* [Exercise inputs]:
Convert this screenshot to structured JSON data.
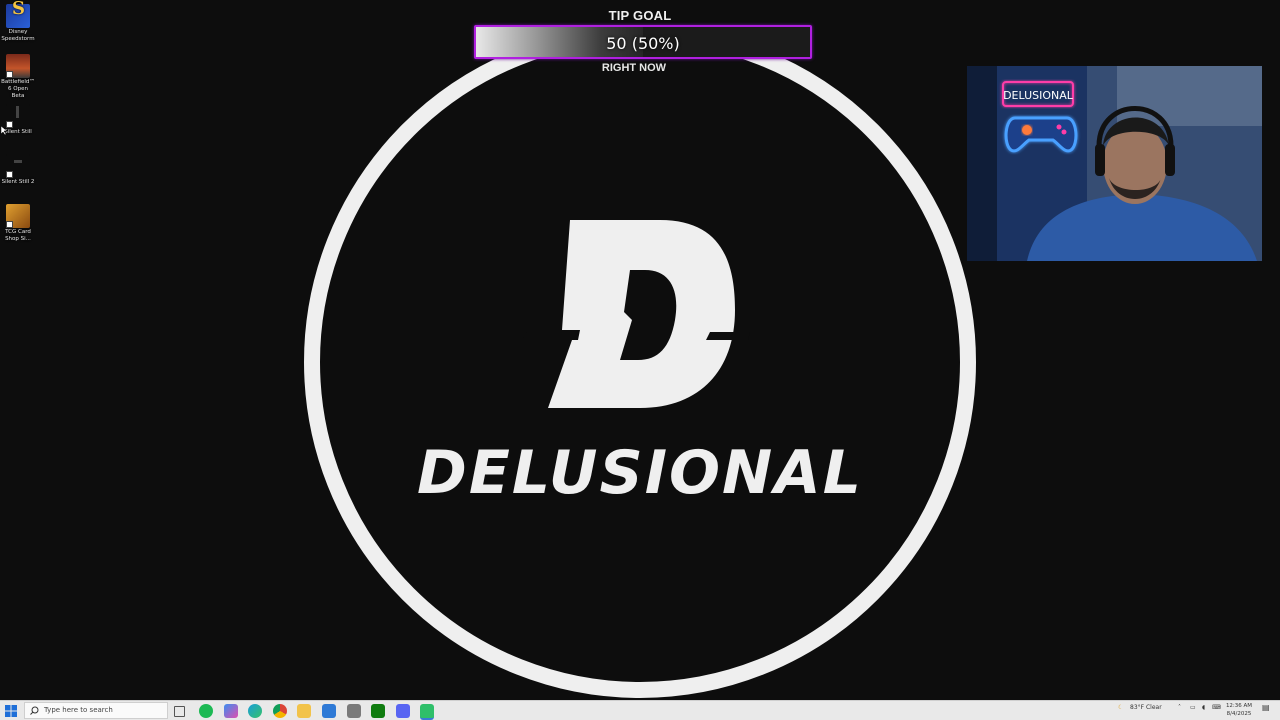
{
  "desktop": {
    "icons": [
      {
        "label": "Disney Speedstorm",
        "icon": "disney-speedstorm-icon"
      },
      {
        "label": "Battlefield™ 6 Open Beta",
        "icon": "battlefield-icon"
      },
      {
        "label": "Silent Still",
        "icon": "silent-still-icon"
      },
      {
        "label": "Silent Still 2",
        "icon": "silent-still-2-icon"
      },
      {
        "label": "TCG Card Shop Si...",
        "icon": "tcg-card-shop-icon"
      }
    ]
  },
  "tip_goal": {
    "title": "TIP GOAL",
    "value_text": "50 (50%)",
    "progress_fraction": 0.5,
    "subtitle": "RIGHT NOW",
    "border_color": "#b020e0"
  },
  "logo": {
    "letter": "D",
    "text": "DELUSIONAL"
  },
  "webcam": {
    "neon_sign": "DELUSIONAL",
    "neon_color": "#ff3da8"
  },
  "taskbar": {
    "search_placeholder": "Type here to search",
    "apps": [
      "task-view-icon",
      "spotify-icon",
      "copilot-icon",
      "edge-icon",
      "chrome-icon",
      "file-explorer-icon",
      "mail-icon",
      "calculator-icon",
      "xbox-icon",
      "discord-icon",
      "app-icon"
    ],
    "weather": "83°F  Clear",
    "time": "12:36 AM",
    "date": "8/4/2025"
  }
}
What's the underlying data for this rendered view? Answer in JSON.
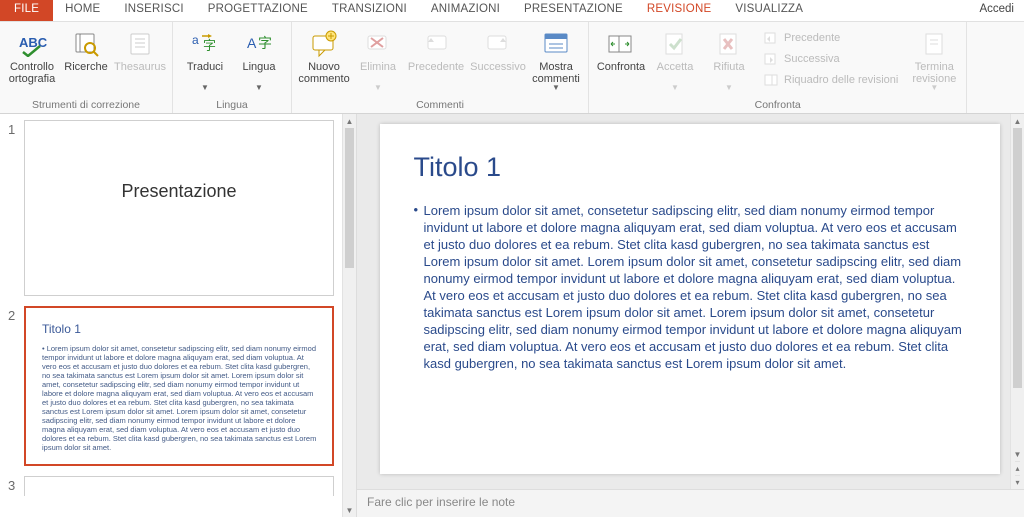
{
  "tabs": {
    "file": "FILE",
    "items": [
      "HOME",
      "INSERISCI",
      "PROGETTAZIONE",
      "TRANSIZIONI",
      "ANIMAZIONI",
      "PRESENTAZIONE",
      "REVISIONE",
      "VISUALIZZA"
    ],
    "active_index": 6,
    "accedi": "Accedi"
  },
  "ribbon": {
    "groups": [
      {
        "label": "Strumenti di correzione",
        "buttons": [
          {
            "label": "Controllo\nortografia",
            "icon": "spellcheck-icon",
            "enabled": true
          },
          {
            "label": "Ricerche",
            "icon": "research-icon",
            "enabled": true
          },
          {
            "label": "Thesaurus",
            "icon": "thesaurus-icon",
            "enabled": false
          }
        ]
      },
      {
        "label": "Lingua",
        "buttons": [
          {
            "label": "Traduci",
            "icon": "translate-icon",
            "enabled": true,
            "caret": true
          },
          {
            "label": "Lingua",
            "icon": "language-icon",
            "enabled": true,
            "caret": true
          }
        ]
      },
      {
        "label": "Commenti",
        "buttons": [
          {
            "label": "Nuovo\ncommento",
            "icon": "new-comment-icon",
            "enabled": true
          },
          {
            "label": "Elimina",
            "icon": "delete-comment-icon",
            "enabled": false,
            "caret": true
          },
          {
            "label": "Precedente",
            "icon": "prev-comment-icon",
            "enabled": false
          },
          {
            "label": "Successivo",
            "icon": "next-comment-icon",
            "enabled": false
          },
          {
            "label": "Mostra\ncommenti",
            "icon": "show-comments-icon",
            "enabled": true,
            "caret": true
          }
        ]
      },
      {
        "label": "Confronta",
        "buttons": [
          {
            "label": "Confronta",
            "icon": "compare-icon",
            "enabled": true
          },
          {
            "label": "Accetta",
            "icon": "accept-icon",
            "enabled": false,
            "caret": true
          },
          {
            "label": "Rifiuta",
            "icon": "reject-icon",
            "enabled": false,
            "caret": true
          }
        ],
        "side_items": [
          {
            "label": "Precedente",
            "icon": "prev-change-icon",
            "enabled": false
          },
          {
            "label": "Successiva",
            "icon": "next-change-icon",
            "enabled": false
          },
          {
            "label": "Riquadro delle revisioni",
            "icon": "revisions-pane-icon",
            "enabled": false
          }
        ],
        "end_button": {
          "label": "Termina\nrevisione",
          "icon": "end-review-icon",
          "enabled": false,
          "caret": true
        }
      }
    ]
  },
  "thumbnails": [
    {
      "num": "1",
      "title": "Presentazione",
      "title_style": "center",
      "body": "",
      "selected": false
    },
    {
      "num": "2",
      "title": "Titolo 1",
      "body": "• Lorem ipsum dolor sit amet, consetetur sadipscing elitr, sed diam nonumy eirmod tempor invidunt ut labore et dolore magna aliquyam erat, sed diam voluptua. At vero eos et accusam et justo duo dolores et ea rebum. Stet clita kasd gubergren, no sea takimata sanctus est Lorem ipsum dolor sit amet. Lorem ipsum dolor sit amet, consetetur sadipscing elitr, sed diam nonumy eirmod tempor invidunt ut labore et dolore magna aliquyam erat, sed diam voluptua. At vero eos et accusam et justo duo dolores et ea rebum. Stet clita kasd gubergren, no sea takimata sanctus est Lorem ipsum dolor sit amet. Lorem ipsum dolor sit amet, consetetur sadipscing elitr, sed diam nonumy eirmod tempor invidunt ut labore et dolore magna aliquyam erat, sed diam voluptua. At vero eos et accusam et justo duo dolores et ea rebum. Stet clita kasd gubergren, no sea takimata sanctus est Lorem ipsum dolor sit amet.",
      "selected": true
    },
    {
      "num": "3",
      "title": "",
      "body": "",
      "selected": false,
      "partial": true
    }
  ],
  "slide": {
    "title": "Titolo 1",
    "bullet": "•",
    "body": "Lorem ipsum dolor sit amet, consetetur sadipscing elitr, sed diam nonumy eirmod tempor invidunt ut labore et dolore magna aliquyam erat, sed diam voluptua. At vero eos et accusam et justo duo dolores et ea rebum. Stet clita kasd gubergren, no sea takimata sanctus est Lorem ipsum dolor sit amet. Lorem ipsum dolor sit amet, consetetur sadipscing elitr, sed diam nonumy eirmod tempor invidunt ut labore et dolore magna aliquyam erat, sed diam voluptua. At vero eos et accusam et justo duo dolores et ea rebum. Stet clita kasd gubergren, no sea takimata sanctus est Lorem ipsum dolor sit amet. Lorem ipsum dolor sit amet, consetetur sadipscing elitr, sed diam nonumy eirmod tempor invidunt ut labore et dolore magna aliquyam erat, sed diam voluptua. At vero eos et accusam et justo duo dolores et ea rebum. Stet clita kasd gubergren, no sea takimata sanctus est Lorem ipsum dolor sit amet."
  },
  "notes_placeholder": "Fare clic per inserire le note"
}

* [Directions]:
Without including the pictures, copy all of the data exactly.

* [Solution]:
Convert this screenshot to structured JSON data.
{
  "desktop": {
    "icons": [
      {
        "label": "Disney Speedstorm",
        "icon": "disney-speedstorm-icon"
      },
      {
        "label": "Battlefield™ 6 Open Beta",
        "icon": "battlefield-icon"
      },
      {
        "label": "Silent Still",
        "icon": "silent-still-icon"
      },
      {
        "label": "Silent Still 2",
        "icon": "silent-still-2-icon"
      },
      {
        "label": "TCG Card Shop Si...",
        "icon": "tcg-card-shop-icon"
      }
    ]
  },
  "tip_goal": {
    "title": "TIP GOAL",
    "value_text": "50 (50%)",
    "progress_fraction": 0.5,
    "subtitle": "RIGHT NOW",
    "border_color": "#b020e0"
  },
  "logo": {
    "letter": "D",
    "text": "DELUSIONAL"
  },
  "webcam": {
    "neon_sign": "DELUSIONAL",
    "neon_color": "#ff3da8"
  },
  "taskbar": {
    "search_placeholder": "Type here to search",
    "apps": [
      "task-view-icon",
      "spotify-icon",
      "copilot-icon",
      "edge-icon",
      "chrome-icon",
      "file-explorer-icon",
      "mail-icon",
      "calculator-icon",
      "xbox-icon",
      "discord-icon",
      "app-icon"
    ],
    "weather": "83°F  Clear",
    "time": "12:36 AM",
    "date": "8/4/2025"
  }
}
What's the underlying data for this rendered view? Answer in JSON.
{
  "tabs": {
    "file": "FILE",
    "items": [
      "HOME",
      "INSERISCI",
      "PROGETTAZIONE",
      "TRANSIZIONI",
      "ANIMAZIONI",
      "PRESENTAZIONE",
      "REVISIONE",
      "VISUALIZZA"
    ],
    "active_index": 6,
    "accedi": "Accedi"
  },
  "ribbon": {
    "groups": [
      {
        "label": "Strumenti di correzione",
        "buttons": [
          {
            "label": "Controllo\nortografia",
            "icon": "spellcheck-icon",
            "enabled": true
          },
          {
            "label": "Ricerche",
            "icon": "research-icon",
            "enabled": true
          },
          {
            "label": "Thesaurus",
            "icon": "thesaurus-icon",
            "enabled": false
          }
        ]
      },
      {
        "label": "Lingua",
        "buttons": [
          {
            "label": "Traduci",
            "icon": "translate-icon",
            "enabled": true,
            "caret": true
          },
          {
            "label": "Lingua",
            "icon": "language-icon",
            "enabled": true,
            "caret": true
          }
        ]
      },
      {
        "label": "Commenti",
        "buttons": [
          {
            "label": "Nuovo\ncommento",
            "icon": "new-comment-icon",
            "enabled": true
          },
          {
            "label": "Elimina",
            "icon": "delete-comment-icon",
            "enabled": false,
            "caret": true
          },
          {
            "label": "Precedente",
            "icon": "prev-comment-icon",
            "enabled": false
          },
          {
            "label": "Successivo",
            "icon": "next-comment-icon",
            "enabled": false
          },
          {
            "label": "Mostra\ncommenti",
            "icon": "show-comments-icon",
            "enabled": true,
            "caret": true
          }
        ]
      },
      {
        "label": "Confronta",
        "buttons": [
          {
            "label": "Confronta",
            "icon": "compare-icon",
            "enabled": true
          },
          {
            "label": "Accetta",
            "icon": "accept-icon",
            "enabled": false,
            "caret": true
          },
          {
            "label": "Rifiuta",
            "icon": "reject-icon",
            "enabled": false,
            "caret": true
          }
        ],
        "side_items": [
          {
            "label": "Precedente",
            "icon": "prev-change-icon",
            "enabled": false
          },
          {
            "label": "Successiva",
            "icon": "next-change-icon",
            "enabled": false
          },
          {
            "label": "Riquadro delle revisioni",
            "icon": "revisions-pane-icon",
            "enabled": false
          }
        ],
        "end_button": {
          "label": "Termina\nrevisione",
          "icon": "end-review-icon",
          "enabled": false,
          "caret": true
        }
      }
    ]
  },
  "thumbnails": [
    {
      "num": "1",
      "title": "Presentazione",
      "title_style": "center",
      "body": "",
      "selected": false
    },
    {
      "num": "2",
      "title": "Titolo 1",
      "body": "• Lorem ipsum dolor sit amet, consetetur sadipscing elitr, sed diam nonumy eirmod tempor invidunt ut labore et dolore magna aliquyam erat, sed diam voluptua. At vero eos et accusam et justo duo dolores et ea rebum. Stet clita kasd gubergren, no sea takimata sanctus est Lorem ipsum dolor sit amet. Lorem ipsum dolor sit amet, consetetur sadipscing elitr, sed diam nonumy eirmod tempor invidunt ut labore et dolore magna aliquyam erat, sed diam voluptua. At vero eos et accusam et justo duo dolores et ea rebum. Stet clita kasd gubergren, no sea takimata sanctus est Lorem ipsum dolor sit amet. Lorem ipsum dolor sit amet, consetetur sadipscing elitr, sed diam nonumy eirmod tempor invidunt ut labore et dolore magna aliquyam erat, sed diam voluptua. At vero eos et accusam et justo duo dolores et ea rebum. Stet clita kasd gubergren, no sea takimata sanctus est Lorem ipsum dolor sit amet.",
      "selected": true
    },
    {
      "num": "3",
      "title": "",
      "body": "",
      "selected": false,
      "partial": true
    }
  ],
  "slide": {
    "title": "Titolo 1",
    "bullet": "•",
    "body": "Lorem ipsum dolor sit amet, consetetur sadipscing elitr, sed diam nonumy eirmod tempor invidunt ut labore et dolore magna aliquyam erat, sed diam voluptua. At vero eos et accusam et justo duo dolores et ea rebum. Stet clita kasd gubergren, no sea takimata sanctus est Lorem ipsum dolor sit amet. Lorem ipsum dolor sit amet, consetetur sadipscing elitr, sed diam nonumy eirmod tempor invidunt ut labore et dolore magna aliquyam erat, sed diam voluptua. At vero eos et accusam et justo duo dolores et ea rebum. Stet clita kasd gubergren, no sea takimata sanctus est Lorem ipsum dolor sit amet. Lorem ipsum dolor sit amet, consetetur sadipscing elitr, sed diam nonumy eirmod tempor invidunt ut labore et dolore magna aliquyam erat, sed diam voluptua. At vero eos et accusam et justo duo dolores et ea rebum. Stet clita kasd gubergren, no sea takimata sanctus est Lorem ipsum dolor sit amet."
  },
  "notes_placeholder": "Fare clic per inserire le note"
}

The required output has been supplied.